The Padres are actually in an interesting fix, with their attendance/revenue not increasing as quickly as the team's win total should suggest, limiting their ability to make moves to shore up a first place team. Keeping the current roster intact would be tricky enough. For all that, Jed Hoyer was able to do what Brian Sabean couldn't, and added a decent bat in Ryan Ludwick for a couple of prospects after getting Miguel Tejada for relief prospect Wynn Pelzer earlier in the month. If the Padres insist Tejada's a shortstop, it could be trouble for them, but overall, there's not much to not like about these trades from their standpoint, the prospects they gave up were relatively few and relatively unimportant compared to the Dodgers farm torching.

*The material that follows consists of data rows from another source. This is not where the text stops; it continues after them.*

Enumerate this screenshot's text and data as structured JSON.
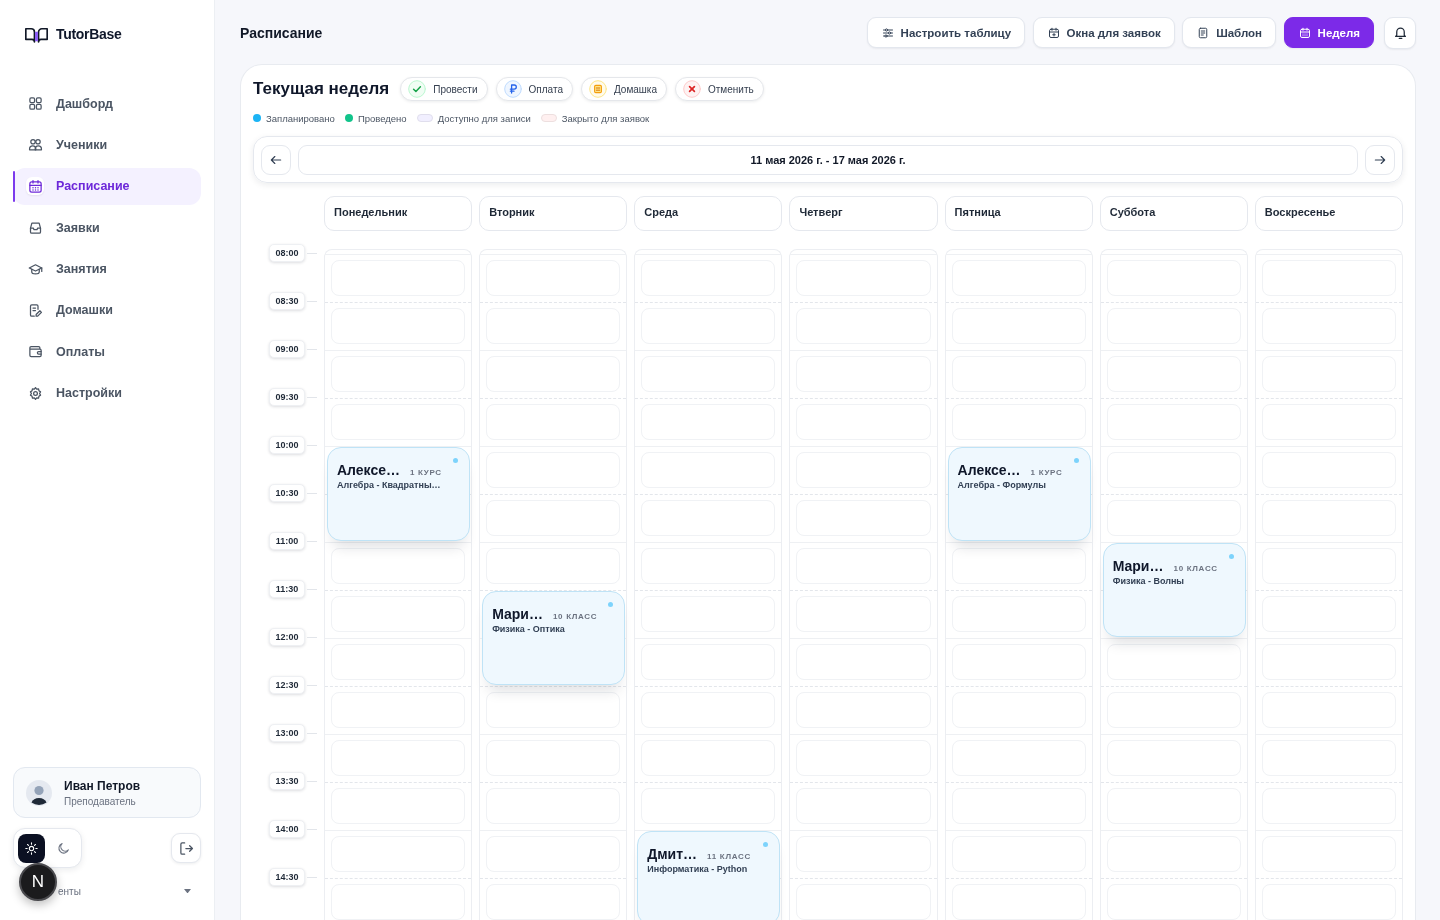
{
  "sidebar": {
    "logo": "TutorBase",
    "items": [
      {
        "label": "Дашборд",
        "selected": false
      },
      {
        "label": "Ученики",
        "selected": false
      },
      {
        "label": "Расписание",
        "selected": true
      },
      {
        "label": "Заявки",
        "selected": false
      },
      {
        "label": "Занятия",
        "selected": false
      },
      {
        "label": "Домашки",
        "selected": false
      },
      {
        "label": "Оплаты",
        "selected": false
      },
      {
        "label": "Настройки",
        "selected": false
      }
    ],
    "user": {
      "name": "Иван Петров",
      "role": "Преподаватель"
    },
    "theme_options": [
      {
        "kind": "light",
        "selected": true
      },
      {
        "kind": "dark",
        "selected": false
      }
    ],
    "section": {
      "label": "енты"
    },
    "dev_badge": "N"
  },
  "header": {
    "title": "Расписание",
    "buttons": [
      {
        "label": "Настроить таблицу",
        "selected": false
      },
      {
        "label": "Окна для заявок",
        "selected": false
      },
      {
        "label": "Шаблон",
        "selected": false
      },
      {
        "label": "Неделя",
        "selected": true
      }
    ]
  },
  "week": {
    "title": "Текущая неделя",
    "actions": [
      {
        "kind": "conduct",
        "label": "Провести"
      },
      {
        "kind": "payment",
        "label": "Оплата"
      },
      {
        "kind": "homework",
        "label": "Домашка"
      },
      {
        "kind": "cancel",
        "label": "Отменить"
      }
    ],
    "legend": [
      {
        "kind": "dot",
        "label": "Запланировано",
        "color": "#1cb4f5"
      },
      {
        "kind": "dot",
        "label": "Проведено",
        "color": "#12c48b"
      },
      {
        "kind": "swatch",
        "label": "Доступно для записи",
        "color": "#f1efff"
      },
      {
        "kind": "swatch",
        "label": "Закрыто для заявок",
        "color": "#fff0f0"
      }
    ],
    "range": "11 мая 2026 г. - 17 мая 2026 г.",
    "times": [
      "08:00",
      "08:30",
      "09:00",
      "09:30",
      "10:00",
      "10:30",
      "11:00",
      "11:30",
      "12:00",
      "12:30",
      "13:00",
      "13:30",
      "14:00",
      "14:30"
    ],
    "days": [
      {
        "name": "Понедельник",
        "slots": [
          {
            "kind": "free"
          },
          {
            "kind": "free"
          },
          {
            "kind": "free"
          },
          {
            "kind": "free"
          },
          {
            "kind": "lesson",
            "student": "Алексе…",
            "grade": "1 КУРС",
            "subject": "Алгебра - Квадратны…",
            "completed": false
          },
          {
            "kind": "continued"
          },
          {
            "kind": "free"
          },
          {
            "kind": "free"
          },
          {
            "kind": "free"
          },
          {
            "kind": "free"
          },
          {
            "kind": "free"
          },
          {
            "kind": "free"
          },
          {
            "kind": "free"
          },
          {
            "kind": "free"
          }
        ]
      },
      {
        "name": "Вторник",
        "slots": [
          {
            "kind": "free"
          },
          {
            "kind": "free"
          },
          {
            "kind": "free"
          },
          {
            "kind": "free"
          },
          {
            "kind": "free"
          },
          {
            "kind": "free"
          },
          {
            "kind": "free"
          },
          {
            "kind": "lesson",
            "student": "Мари…",
            "grade": "10 КЛАСС",
            "subject": "Физика - Оптика",
            "completed": false
          },
          {
            "kind": "continued"
          },
          {
            "kind": "free"
          },
          {
            "kind": "free"
          },
          {
            "kind": "free"
          },
          {
            "kind": "free"
          },
          {
            "kind": "free"
          }
        ]
      },
      {
        "name": "Среда",
        "slots": [
          {
            "kind": "free"
          },
          {
            "kind": "free"
          },
          {
            "kind": "free"
          },
          {
            "kind": "free"
          },
          {
            "kind": "free"
          },
          {
            "kind": "free"
          },
          {
            "kind": "free"
          },
          {
            "kind": "free"
          },
          {
            "kind": "free"
          },
          {
            "kind": "free"
          },
          {
            "kind": "free"
          },
          {
            "kind": "free"
          },
          {
            "kind": "lesson",
            "student": "Дмит…",
            "grade": "11 КЛАСС",
            "subject": "Информатика - Python",
            "completed": false
          },
          {
            "kind": "continued"
          }
        ]
      },
      {
        "name": "Четверг",
        "slots": [
          {
            "kind": "free"
          },
          {
            "kind": "free"
          },
          {
            "kind": "free"
          },
          {
            "kind": "free"
          },
          {
            "kind": "free"
          },
          {
            "kind": "free"
          },
          {
            "kind": "free"
          },
          {
            "kind": "free"
          },
          {
            "kind": "free"
          },
          {
            "kind": "free"
          },
          {
            "kind": "free"
          },
          {
            "kind": "free"
          },
          {
            "kind": "free"
          },
          {
            "kind": "free"
          }
        ]
      },
      {
        "name": "Пятница",
        "slots": [
          {
            "kind": "free"
          },
          {
            "kind": "free"
          },
          {
            "kind": "free"
          },
          {
            "kind": "free"
          },
          {
            "kind": "lesson",
            "student": "Алексе…",
            "grade": "1 КУРС",
            "subject": "Алгебра - Формулы",
            "completed": false
          },
          {
            "kind": "continued"
          },
          {
            "kind": "free"
          },
          {
            "kind": "free"
          },
          {
            "kind": "free"
          },
          {
            "kind": "free"
          },
          {
            "kind": "free"
          },
          {
            "kind": "free"
          },
          {
            "kind": "free"
          },
          {
            "kind": "free"
          }
        ]
      },
      {
        "name": "Суббота",
        "slots": [
          {
            "kind": "free"
          },
          {
            "kind": "free"
          },
          {
            "kind": "free"
          },
          {
            "kind": "free"
          },
          {
            "kind": "free"
          },
          {
            "kind": "free"
          },
          {
            "kind": "lesson",
            "student": "Мари…",
            "grade": "10 КЛАСС",
            "subject": "Физика - Волны",
            "completed": false
          },
          {
            "kind": "continued"
          },
          {
            "kind": "free"
          },
          {
            "kind": "free"
          },
          {
            "kind": "free"
          },
          {
            "kind": "free"
          },
          {
            "kind": "free"
          },
          {
            "kind": "free"
          }
        ]
      },
      {
        "name": "Воскресенье",
        "slots": [
          {
            "kind": "free"
          },
          {
            "kind": "free"
          },
          {
            "kind": "free"
          },
          {
            "kind": "free"
          },
          {
            "kind": "free"
          },
          {
            "kind": "free"
          },
          {
            "kind": "free"
          },
          {
            "kind": "free"
          },
          {
            "kind": "free"
          },
          {
            "kind": "free"
          },
          {
            "kind": "free"
          },
          {
            "kind": "free"
          },
          {
            "kind": "free"
          },
          {
            "kind": "free"
          }
        ]
      }
    ]
  }
}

What it says: "We're for real and we're not going away."

San Francisco:

For the second season in a row, while in the midst of a pennant chase, Brian Sabean has seemingly traded away prospects for players that don't amount to much, if any of an upgrade on their current team. So when the Denver Post headline writer titles Jim Armstrong's piece: Sabean works his magic again, I see a second rate lounge act rather than some serious wizardry at improving a team. Yeah, Buster Posey helps, but with Pablo Sandoval suddenly mortal, that particular exchange amounts to treading water at best as the Giants still have just one homegrown lineup threat. The real key to their increased run production this season thus far has been Aubrey Huff, and there the Giants are relying on a 33 year old continuing the best season of his career. Should his current 148 OPS+ regress back toward his 115 career mark, and this is probably the safest bet for the last two months, the Giants are in line for a fall from the beanstalk they're currently on.

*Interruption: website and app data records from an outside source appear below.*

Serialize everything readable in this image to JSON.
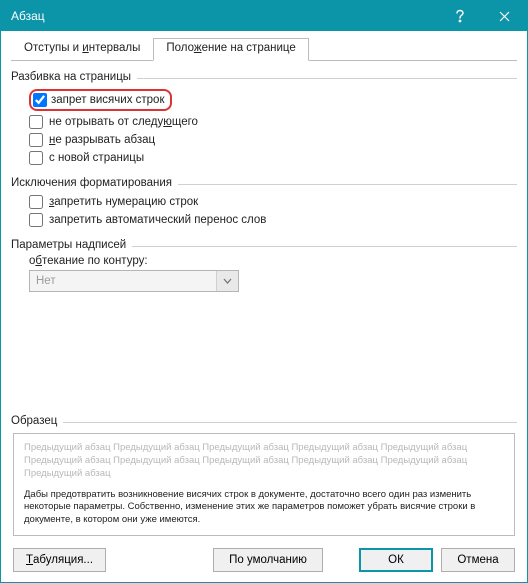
{
  "title": "Абзац",
  "tabs": {
    "t1_pre": "Отступы и ",
    "t1_u": "и",
    "t1_post": "нтервалы",
    "t2": "Поло",
    "t2_u": "ж",
    "t2_post": "ение на странице"
  },
  "groups": {
    "pagination": "Разбивка на страницы",
    "exceptions": "Исключения форматирования",
    "captions": "Параметры надписей",
    "sample": "Образец"
  },
  "checks": {
    "widow": "запрет висячих строк",
    "keepnext_pre": "не отрывать от следу",
    "keepnext_u": "ю",
    "keepnext_post": "щего",
    "keeplines_u": "н",
    "keeplines_post": "е разрывать абзац",
    "pagebreak": "с новой страницы",
    "nolinenum_u": "з",
    "nolinenum_post": "апретить нумерацию строк",
    "nohyphen": "запретить автоматический перенос слов"
  },
  "caption": {
    "label_pre": "о",
    "label_u": "б",
    "label_post": "текание по контуру:",
    "value": "Нет"
  },
  "sample": {
    "grey": "Предыдущий абзац Предыдущий абзац Предыдущий абзац Предыдущий абзац Предыдущий абзац Предыдущий абзац Предыдущий абзац Предыдущий абзац Предыдущий абзац Предыдущий абзац Предыдущий абзац",
    "black": "Дабы предотвратить возникновение висячих строк в документе, достаточно всего один раз изменить некоторые параметры. Собственно, изменение этих же параметров поможет убрать висячие строки в документе, в котором они уже имеются."
  },
  "buttons": {
    "tabs_btn_u": "Т",
    "tabs_btn_post": "абуляция...",
    "default": "По умолчанию",
    "ok": "ОК",
    "cancel": "Отмена"
  }
}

What it says: "I have no freaking clue what I'm doing here..."


Links after the bump:

I would think one of the signs of sports writing hackery would be that there's nobody else in your profession to back you up in your opinion. I've been reading a lot of trade deadline reactions and so far, just one mentions the Rockies as either a winner or a loser, that's Mark Kiszla. Is there really apathy in Denver to the Rockies? No. To stupendously cut rate sports journalism? Absolutely.

  • Helton facing uncertain future with the Rockies - the cold and unsentimental among Rockies fans might drown out the rest of our voices on this subject, particularly if like me, you're still in denial and kind of ignoring it. Todd will come back. He will.

Another sign of sports writer hackery would be contradicting what your own paper says that very same day. Check out the way Kiszla manipulated Jim Tracy's and Carlos Gonzalez's words to make it sound like they were disappointed with what O'Dowd did, and yet just a couple of stories down:

Seriously, Denver Post editors, Kiszla can be a rabble rouser all he wants, but try to keep him honest. Deliberate falsehoods from columnists, whether implied or explicit, drive me up a wall like nothing else.

Oh yeah, and there was a game last night:

Let's complete the sweep today, fellas.